"It's all things considered from NPR news. I'm ari. Shapiro chang. Coming up, Dallas basketball fans. Say goodbye to a man who spent more than twenty years playing for the Mavericks. Let me say this about Berkman Bisky. He's denies this man ever. We'll get the scene from Dirk Nowitzki. Final home game that story after the news. Live from NPR news in Culver City, California. I'm Wayne Brown Torney general William Barr says he thinks US intelligence agency spied on the Trump campaign during the two thousand sixteen presidential race. But the G provided no evidence to support his claim today. NPR's Ryan Lucas has this update bar told lawmakers he plans to review the Genesis and the conduct of intelligence activities directed at the Trump campaign in two thousand sixteen asked by democratic Senator Jeanne Shaheen why he felt the need to do that bar said this. I think there's a spying did occur. Yes. I think spying did occur. Well, let me. Predicated adequately predicated, and I'm not suggesting it wasn't adequately. Predicated Republicans in congress have repeatedly accused the FBI and Justice department of abusing surveillance powers in targeting Trump associates Barr says he believes spine on a US political campaign would be a big deal and he wants to ensure that strict rules governing how American intelligence agencies and law enforcement used their surveillance capabilities were not violated Ryan, Lucas NPR news Washington in Florida families of some of the students killed and injured last year in the mass shooting at Marjory stoneman. Douglas, high school filed a series of lawsuits they claim the Broward sheriff's office school district and behavioral health clinic where negligent Bob Kelly as an attorney for some of the families. He says the school district failed to take proper measures to ensure the safety of students and staff. This is an open shut case. Right. Not only against nNcholas crews who has confessed for what he did. But also against the school board and the brower sheriff's office, and all of the boggling bureaucrats who let this thing on full the Valentine's Day massacre left seventeen people dead and seventeen wounded stocks finished modestly higher today. On Wall Street, the Dow was up six points. This is NPR fan KiKi leading news. I mean, akin PG customers would see their rates double if you Tilleke caused wildfires continue to sweep through California as they have the past two years. That's the warning from a UC Berkeley expert in a memo today, he politics correspondent Maria. Logos reports the two page memo prepared at the request of governor Gavin Newsom office says it's not just PG any customers who would see skyrocketing rates you see Berkeley lecturer Steven Weissman says if the state continues to experience devastating utility caused fires. Most electric customers in California would see a fifty percent increase in the first year alone to me, the answer really lies in more aggressively and comprehensively working to reduce the intensity of the wildfires. That are inevitable weisensee floated in years past letting utilities borrow money to pay for wildfire. Costs are only sustainable if the state stops experiencing. These types of blazes. I'm Marie Salah goes eighty news governor Gavin Newsom says he's directing five million dollars for family reunification and legal services for immigrants and asylum seekers in California Newsom shared his plan after a three day visit to El Salvador where he met with people trying to flee gang violence, and poverty immigration is dominating our political discourse for me, not to understand what lies underneath that debate is almost malpractice on my part. President Trump recently announced plans to cut aid to some Central American countries incl-. Including El Salvador for what he said was their lack of action in curbing the number of migrants coming.

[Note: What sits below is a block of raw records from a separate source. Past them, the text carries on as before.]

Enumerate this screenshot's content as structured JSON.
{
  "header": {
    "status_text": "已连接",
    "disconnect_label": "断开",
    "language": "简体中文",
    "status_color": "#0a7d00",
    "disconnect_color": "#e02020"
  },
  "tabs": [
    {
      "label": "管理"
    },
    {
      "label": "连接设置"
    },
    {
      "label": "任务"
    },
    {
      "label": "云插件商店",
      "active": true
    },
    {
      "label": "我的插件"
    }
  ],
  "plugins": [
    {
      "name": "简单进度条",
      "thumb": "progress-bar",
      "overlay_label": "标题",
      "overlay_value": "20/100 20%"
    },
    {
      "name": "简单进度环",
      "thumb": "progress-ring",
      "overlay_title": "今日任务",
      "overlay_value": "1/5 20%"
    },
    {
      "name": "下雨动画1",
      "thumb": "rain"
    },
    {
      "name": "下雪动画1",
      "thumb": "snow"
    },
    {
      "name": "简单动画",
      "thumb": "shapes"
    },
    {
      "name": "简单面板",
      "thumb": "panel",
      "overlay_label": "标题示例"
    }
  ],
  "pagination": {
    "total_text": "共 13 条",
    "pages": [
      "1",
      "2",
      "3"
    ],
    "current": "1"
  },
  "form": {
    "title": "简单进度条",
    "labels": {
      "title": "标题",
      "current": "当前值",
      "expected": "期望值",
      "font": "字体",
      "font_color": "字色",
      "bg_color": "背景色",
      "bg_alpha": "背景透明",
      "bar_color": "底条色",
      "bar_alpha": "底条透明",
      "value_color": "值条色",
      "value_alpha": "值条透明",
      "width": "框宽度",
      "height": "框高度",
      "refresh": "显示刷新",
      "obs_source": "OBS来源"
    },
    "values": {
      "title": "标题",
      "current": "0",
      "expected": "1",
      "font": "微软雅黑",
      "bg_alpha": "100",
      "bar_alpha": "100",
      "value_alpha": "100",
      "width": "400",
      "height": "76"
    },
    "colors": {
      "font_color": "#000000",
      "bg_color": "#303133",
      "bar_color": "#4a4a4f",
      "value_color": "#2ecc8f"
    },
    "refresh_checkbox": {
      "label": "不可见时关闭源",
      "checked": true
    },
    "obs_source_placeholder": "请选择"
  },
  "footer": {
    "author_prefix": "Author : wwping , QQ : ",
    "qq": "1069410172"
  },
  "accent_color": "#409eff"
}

Gavin Newsom Ryan Lucas William Barr NPR California Bob Kelly President Trump US Steven Weissman Dirk Nowitzki El Salvador Shapiro chang Dallas Trump Marie Salah incl Berkeley Senator Jeanne Shaheen